What to do: How many lines in the records below contain the word "JSON"? Answer with the number only.

******

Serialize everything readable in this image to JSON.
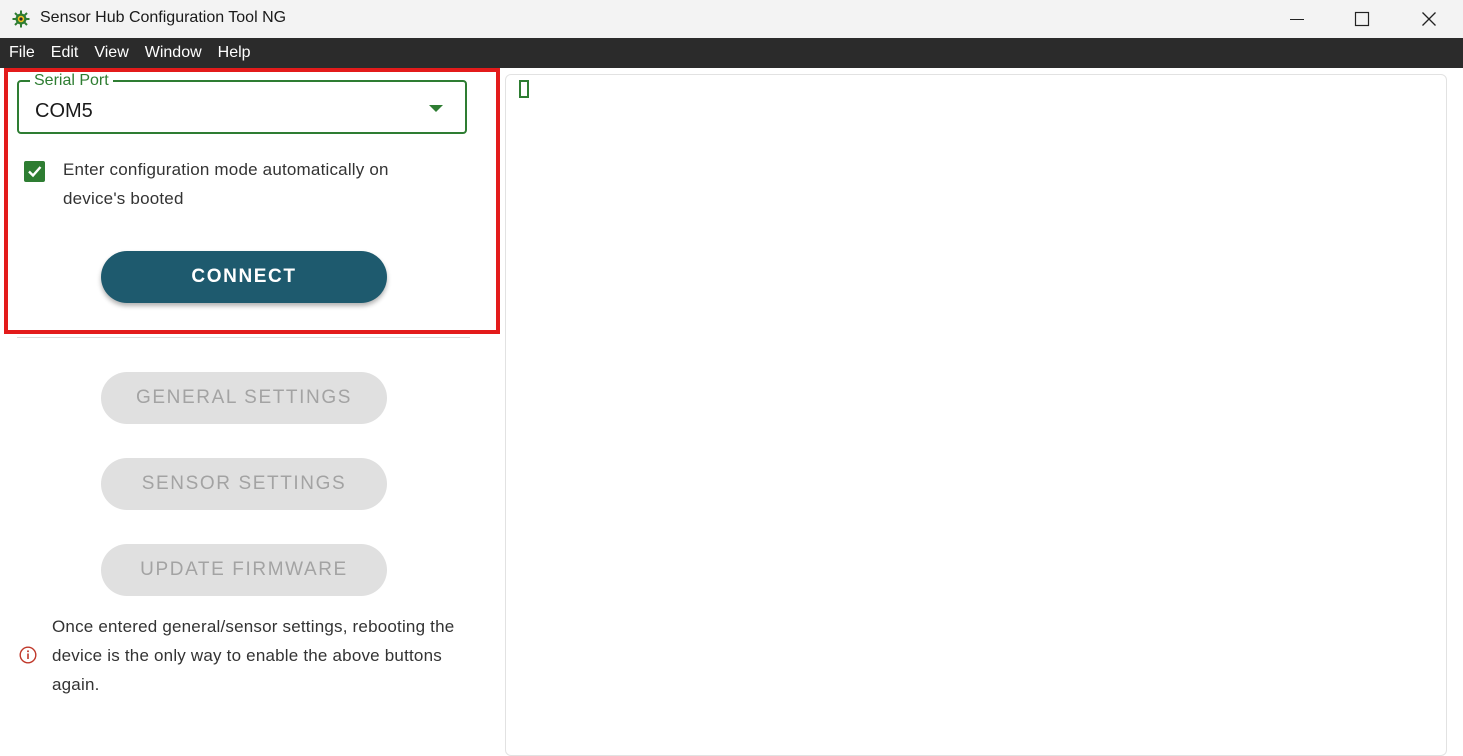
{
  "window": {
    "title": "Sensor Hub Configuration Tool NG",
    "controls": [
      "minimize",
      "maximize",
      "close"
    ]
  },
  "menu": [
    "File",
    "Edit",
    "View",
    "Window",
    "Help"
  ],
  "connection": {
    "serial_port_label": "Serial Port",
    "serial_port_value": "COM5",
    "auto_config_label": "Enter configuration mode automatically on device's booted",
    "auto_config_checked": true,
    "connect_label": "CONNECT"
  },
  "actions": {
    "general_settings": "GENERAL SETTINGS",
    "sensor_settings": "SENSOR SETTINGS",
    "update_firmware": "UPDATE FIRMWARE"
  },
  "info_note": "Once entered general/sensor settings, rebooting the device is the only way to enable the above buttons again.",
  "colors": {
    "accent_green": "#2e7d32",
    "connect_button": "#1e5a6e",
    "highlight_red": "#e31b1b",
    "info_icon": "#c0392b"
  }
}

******

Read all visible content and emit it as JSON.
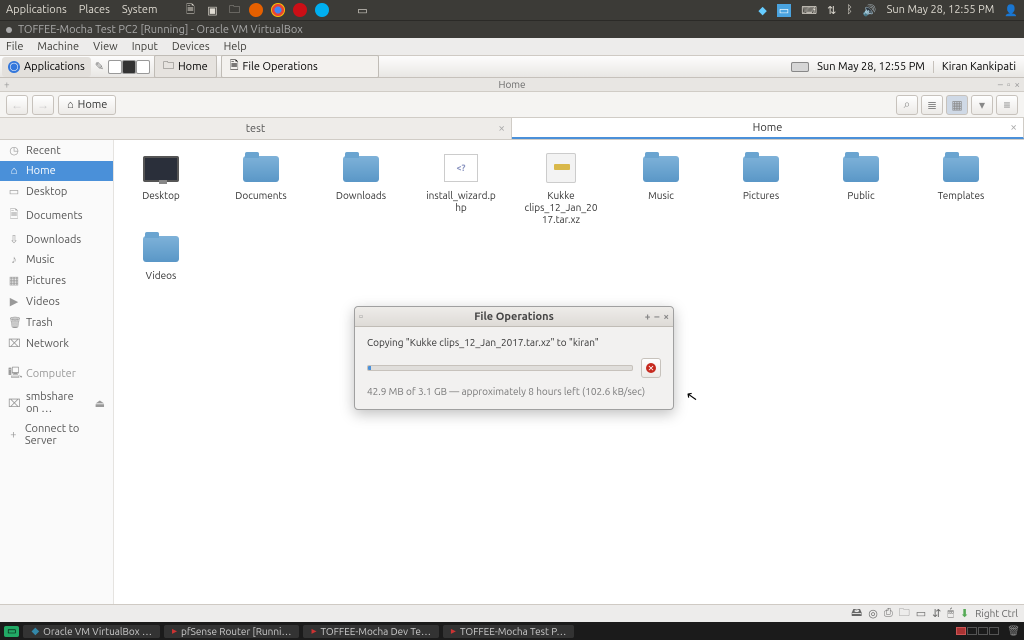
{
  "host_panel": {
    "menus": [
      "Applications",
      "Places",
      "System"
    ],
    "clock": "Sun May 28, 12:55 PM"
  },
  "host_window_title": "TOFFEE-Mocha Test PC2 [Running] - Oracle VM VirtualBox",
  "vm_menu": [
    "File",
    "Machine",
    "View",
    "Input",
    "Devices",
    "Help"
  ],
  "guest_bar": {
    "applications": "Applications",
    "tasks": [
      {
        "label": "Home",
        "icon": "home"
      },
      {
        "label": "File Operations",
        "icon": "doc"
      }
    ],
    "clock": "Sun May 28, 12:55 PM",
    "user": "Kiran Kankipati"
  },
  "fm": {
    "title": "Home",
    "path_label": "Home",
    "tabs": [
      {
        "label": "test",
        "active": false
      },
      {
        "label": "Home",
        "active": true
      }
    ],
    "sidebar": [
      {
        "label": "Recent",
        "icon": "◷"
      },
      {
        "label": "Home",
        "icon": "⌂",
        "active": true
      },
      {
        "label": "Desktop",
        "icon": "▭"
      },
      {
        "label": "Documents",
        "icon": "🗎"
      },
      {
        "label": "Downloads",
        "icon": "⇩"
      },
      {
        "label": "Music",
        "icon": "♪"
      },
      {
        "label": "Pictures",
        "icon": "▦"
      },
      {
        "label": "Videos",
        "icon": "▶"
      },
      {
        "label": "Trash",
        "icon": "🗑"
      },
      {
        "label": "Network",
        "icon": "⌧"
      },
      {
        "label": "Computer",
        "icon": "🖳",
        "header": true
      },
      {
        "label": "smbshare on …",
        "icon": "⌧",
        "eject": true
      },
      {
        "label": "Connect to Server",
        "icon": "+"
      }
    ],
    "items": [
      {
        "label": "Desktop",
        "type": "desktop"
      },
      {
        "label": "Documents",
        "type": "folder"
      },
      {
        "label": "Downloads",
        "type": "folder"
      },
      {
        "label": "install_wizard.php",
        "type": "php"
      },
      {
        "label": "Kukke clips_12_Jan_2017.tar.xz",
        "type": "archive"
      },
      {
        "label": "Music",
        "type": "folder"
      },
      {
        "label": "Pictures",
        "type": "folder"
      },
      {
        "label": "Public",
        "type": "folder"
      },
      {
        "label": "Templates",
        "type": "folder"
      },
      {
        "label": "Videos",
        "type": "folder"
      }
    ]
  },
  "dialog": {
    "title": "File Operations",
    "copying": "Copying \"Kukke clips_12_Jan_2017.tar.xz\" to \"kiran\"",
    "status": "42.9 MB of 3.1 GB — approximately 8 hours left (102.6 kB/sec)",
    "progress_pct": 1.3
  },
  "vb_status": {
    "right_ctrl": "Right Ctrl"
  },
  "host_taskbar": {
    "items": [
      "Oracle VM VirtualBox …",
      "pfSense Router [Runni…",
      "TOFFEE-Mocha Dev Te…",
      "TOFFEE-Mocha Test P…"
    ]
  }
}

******

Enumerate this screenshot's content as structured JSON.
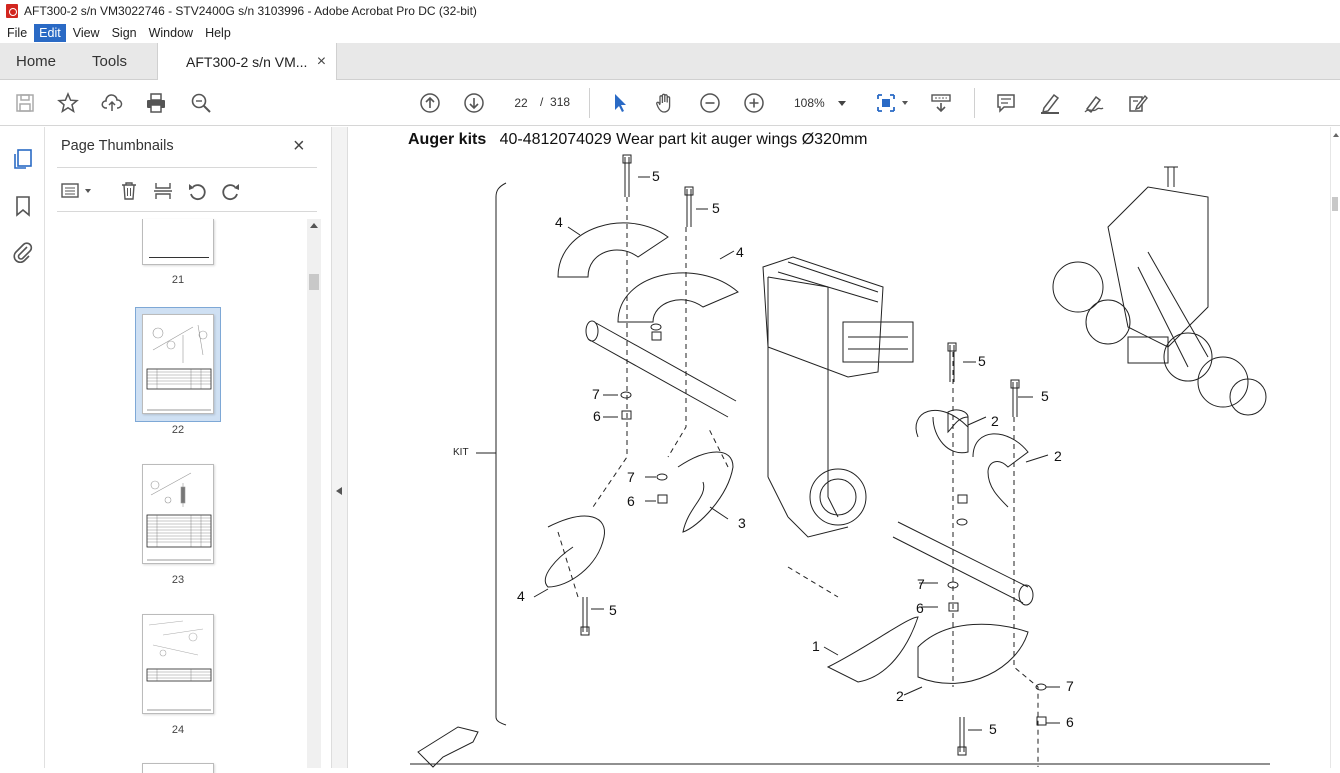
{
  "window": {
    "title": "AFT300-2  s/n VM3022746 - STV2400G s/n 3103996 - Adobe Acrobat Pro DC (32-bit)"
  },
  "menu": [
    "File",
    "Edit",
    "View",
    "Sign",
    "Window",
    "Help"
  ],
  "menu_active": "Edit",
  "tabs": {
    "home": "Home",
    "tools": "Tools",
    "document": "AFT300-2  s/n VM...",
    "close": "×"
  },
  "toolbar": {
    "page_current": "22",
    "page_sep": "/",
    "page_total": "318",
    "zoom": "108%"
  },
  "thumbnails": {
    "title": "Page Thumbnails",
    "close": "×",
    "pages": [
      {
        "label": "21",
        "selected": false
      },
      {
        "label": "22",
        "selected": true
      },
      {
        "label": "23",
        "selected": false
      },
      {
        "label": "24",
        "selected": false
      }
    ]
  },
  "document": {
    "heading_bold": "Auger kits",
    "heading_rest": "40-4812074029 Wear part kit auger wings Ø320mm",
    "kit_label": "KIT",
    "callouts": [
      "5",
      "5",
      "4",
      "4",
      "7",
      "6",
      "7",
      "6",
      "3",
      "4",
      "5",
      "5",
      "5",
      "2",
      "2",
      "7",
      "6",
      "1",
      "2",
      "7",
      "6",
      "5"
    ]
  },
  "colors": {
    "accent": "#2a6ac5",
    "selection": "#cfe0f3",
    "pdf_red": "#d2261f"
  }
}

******

Response area: 3